Website and app data records
※ ※ ※

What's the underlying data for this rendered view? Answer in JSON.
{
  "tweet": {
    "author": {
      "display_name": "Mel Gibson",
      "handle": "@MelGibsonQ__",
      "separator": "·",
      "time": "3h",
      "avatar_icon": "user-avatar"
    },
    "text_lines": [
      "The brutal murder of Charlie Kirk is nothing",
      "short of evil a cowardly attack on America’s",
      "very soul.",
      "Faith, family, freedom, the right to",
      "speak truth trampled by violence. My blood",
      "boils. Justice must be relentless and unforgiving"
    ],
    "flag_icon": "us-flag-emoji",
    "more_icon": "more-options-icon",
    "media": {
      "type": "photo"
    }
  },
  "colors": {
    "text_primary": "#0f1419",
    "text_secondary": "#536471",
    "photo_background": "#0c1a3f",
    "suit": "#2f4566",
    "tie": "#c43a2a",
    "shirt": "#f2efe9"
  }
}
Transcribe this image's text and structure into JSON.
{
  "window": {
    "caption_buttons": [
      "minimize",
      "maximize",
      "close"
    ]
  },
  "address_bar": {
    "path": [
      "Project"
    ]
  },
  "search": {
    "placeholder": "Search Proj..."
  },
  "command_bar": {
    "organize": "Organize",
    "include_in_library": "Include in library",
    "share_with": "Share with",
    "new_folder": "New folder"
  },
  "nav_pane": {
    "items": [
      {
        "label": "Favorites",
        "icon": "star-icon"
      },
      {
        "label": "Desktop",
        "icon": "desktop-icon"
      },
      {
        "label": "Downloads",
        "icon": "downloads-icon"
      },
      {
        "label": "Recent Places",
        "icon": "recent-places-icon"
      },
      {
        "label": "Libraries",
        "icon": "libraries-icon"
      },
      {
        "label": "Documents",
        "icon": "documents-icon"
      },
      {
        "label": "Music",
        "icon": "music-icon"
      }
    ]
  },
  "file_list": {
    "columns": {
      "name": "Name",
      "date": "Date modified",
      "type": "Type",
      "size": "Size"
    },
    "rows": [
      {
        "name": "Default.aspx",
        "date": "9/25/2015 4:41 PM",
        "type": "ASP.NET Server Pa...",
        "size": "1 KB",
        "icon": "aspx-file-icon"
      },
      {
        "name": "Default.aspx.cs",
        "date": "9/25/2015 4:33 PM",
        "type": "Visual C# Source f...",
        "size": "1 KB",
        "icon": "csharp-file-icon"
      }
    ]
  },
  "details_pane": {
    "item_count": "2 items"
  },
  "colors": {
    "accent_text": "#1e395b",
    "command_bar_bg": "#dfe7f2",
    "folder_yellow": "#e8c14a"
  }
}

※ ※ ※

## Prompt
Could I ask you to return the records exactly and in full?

## Written reply
What's the underlying data for this rendered view? Answer in JSON.
{
  "tweet": {
    "author": {
      "display_name": "Mel Gibson",
      "handle": "@MelGibsonQ__",
      "separator": "·",
      "time": "3h",
      "avatar_icon": "user-avatar"
    },
    "text_lines": [
      "The brutal murder of Charlie Kirk is nothing",
      "short of evil a cowardly attack on America’s",
      "very soul.",
      "Faith, family, freedom, the right to",
      "speak truth trampled by violence. My blood",
      "boils. Justice must be relentless and unforgiving"
    ],
    "flag_icon": "us-flag-emoji",
    "more_icon": "more-options-icon",
    "media": {
      "type": "photo"
    }
  },
  "colors": {
    "text_primary": "#0f1419",
    "text_secondary": "#536471",
    "photo_background": "#0c1a3f",
    "suit": "#2f4566",
    "tie": "#c43a2a",
    "shirt": "#f2efe9"
  }
}
Transcribe this image's text and structure into JSON.
{
  "window": {
    "caption_buttons": [
      "minimize",
      "maximize",
      "close"
    ]
  },
  "address_bar": {
    "path": [
      "Project"
    ]
  },
  "search": {
    "placeholder": "Search Proj..."
  },
  "command_bar": {
    "organize": "Organize",
    "include_in_library": "Include in library",
    "share_with": "Share with",
    "new_folder": "New folder"
  },
  "nav_pane": {
    "items": [
      {
        "label": "Favorites",
        "icon": "star-icon"
      },
      {
        "label": "Desktop",
        "icon": "desktop-icon"
      },
      {
        "label": "Downloads",
        "icon": "downloads-icon"
      },
      {
        "label": "Recent Places",
        "icon": "recent-places-icon"
      },
      {
        "label": "Libraries",
        "icon": "libraries-icon"
      },
      {
        "label": "Documents",
        "icon": "documents-icon"
      },
      {
        "label": "Music",
        "icon": "music-icon"
      }
    ]
  },
  "file_list": {
    "columns": {
      "name": "Name",
      "date": "Date modified",
      "type": "Type",
      "size": "Size"
    },
    "rows": [
      {
        "name": "Default.aspx",
        "date": "9/25/2015 4:41 PM",
        "type": "ASP.NET Server Pa...",
        "size": "1 KB",
        "icon": "aspx-file-icon"
      },
      {
        "name": "Default.aspx.cs",
        "date": "9/25/2015 4:33 PM",
        "type": "Visual C# Source f...",
        "size": "1 KB",
        "icon": "csharp-file-icon"
      }
    ]
  },
  "details_pane": {
    "item_count": "2 items"
  },
  "colors": {
    "accent_text": "#1e395b",
    "command_bar_bg": "#dfe7f2",
    "folder_yellow": "#e8c14a"
  }
}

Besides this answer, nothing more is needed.